- Fritscher-Porter, Karen. "Choose Spice Racks That Help You Organize Your Home." http://www.creativehomemaking.com/organizing/choosing-spice-racks.shtml. (Jan. 26, 2010.)
- Intowine. "Wine Storage."http://www.intowine.com/cellar.html?page=0%2C0. Accessed (Jan. 26, 2010.)
- Lifeorganizers.com. "How to Choose a Pot Rack For Your Kitchen." http://www.lifeorganizers.com/Organize-Your-Home/Kitchen/How-To-Choose-A-Pot-Rack.html. (Jan. 26, 2010.)
- OnlyCookware.com. Cookware Consumer Guide.http://www.only-cookware.com/choosing_a_pot_rack.html. (Jan. 26, 2010.)
- Ron Hazelton's House Calls. "How to Install Pull-Out Shelves." http://www.ronhazelton.com/article/home/kitchens/UDEwMg/How_to_Install_Pull_out_Shelves. (Jan. 26, 2010.)
- S. Erica. "How to Shop for a Wine Rack: 3 Factors." March 24, 2009. http://blog.wineenthusiast.com/2009/03/24/how-to-shop-for-a-wine-rack-3-factors/. (Jan. 26, 2010.)
- The Spice Hunter. "FAQs."http://www.spicehunter.com/faqs/product.asp. (Jan. 26, 2010.)

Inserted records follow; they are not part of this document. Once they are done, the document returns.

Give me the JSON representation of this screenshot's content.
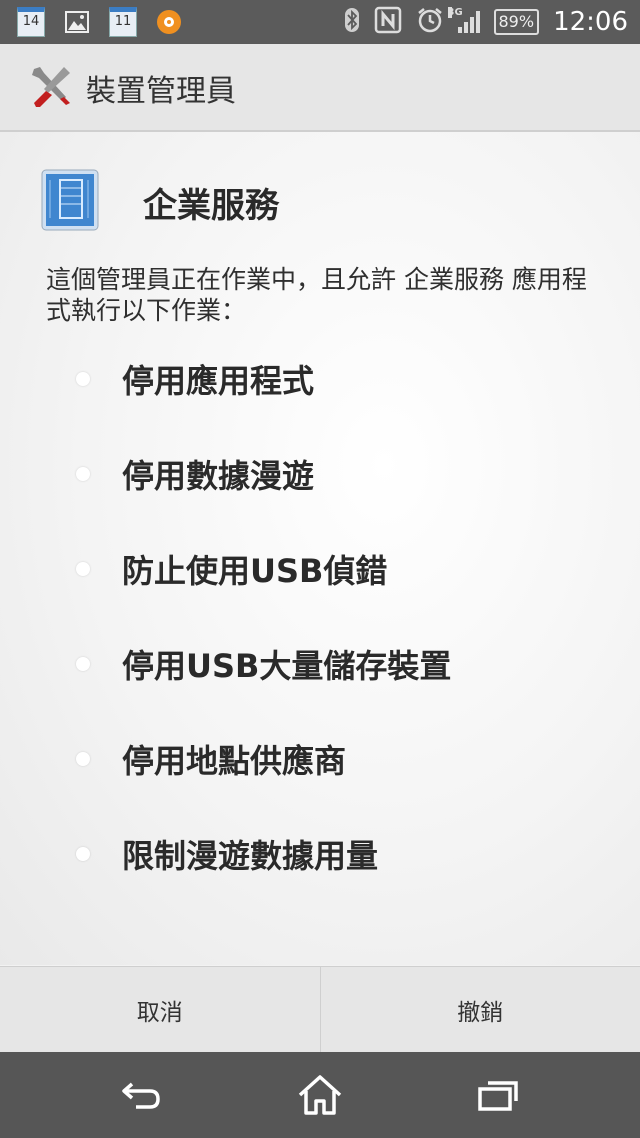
{
  "status_bar": {
    "icons": {
      "calendar_1_day": "14",
      "gallery": "image-icon",
      "calendar_2_day": "11",
      "app": "orange-circle-icon",
      "bluetooth": "bluetooth-icon",
      "nfc": "nfc-icon",
      "alarm": "alarm-icon",
      "network": "3G",
      "signal": "signal-icon"
    },
    "battery": "89%",
    "time": "12:06"
  },
  "action_bar": {
    "title": "裝置管理員",
    "icon": "wrench-screwdriver-icon"
  },
  "admin": {
    "icon": "blueprint-tablet-icon",
    "name": "企業服務",
    "description": "這個管理員正在作業中，且允許 企業服務 應用程式執行以下作業："
  },
  "permissions": [
    "停用應用程式",
    "停用數據漫遊",
    "防止使用USB偵錯",
    "停用USB大量儲存裝置",
    "停用地點供應商",
    "限制漫遊數據用量"
  ],
  "buttons": {
    "cancel": "取消",
    "revoke": "撤銷"
  },
  "nav": {
    "back": "back-icon",
    "home": "home-icon",
    "recents": "recents-icon"
  },
  "colors": {
    "status_bar": "#5b5b5b",
    "nav_bar": "#565656",
    "action_bar": "#e6e6e6",
    "accent": "#3b7dc4"
  }
}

- Tupperware. "Five Decades of Change." http://order.tupperware.com/pls/htprod_www/tup_company.decades?fv_item_category_code=80000. (Jan. 26, 2010.)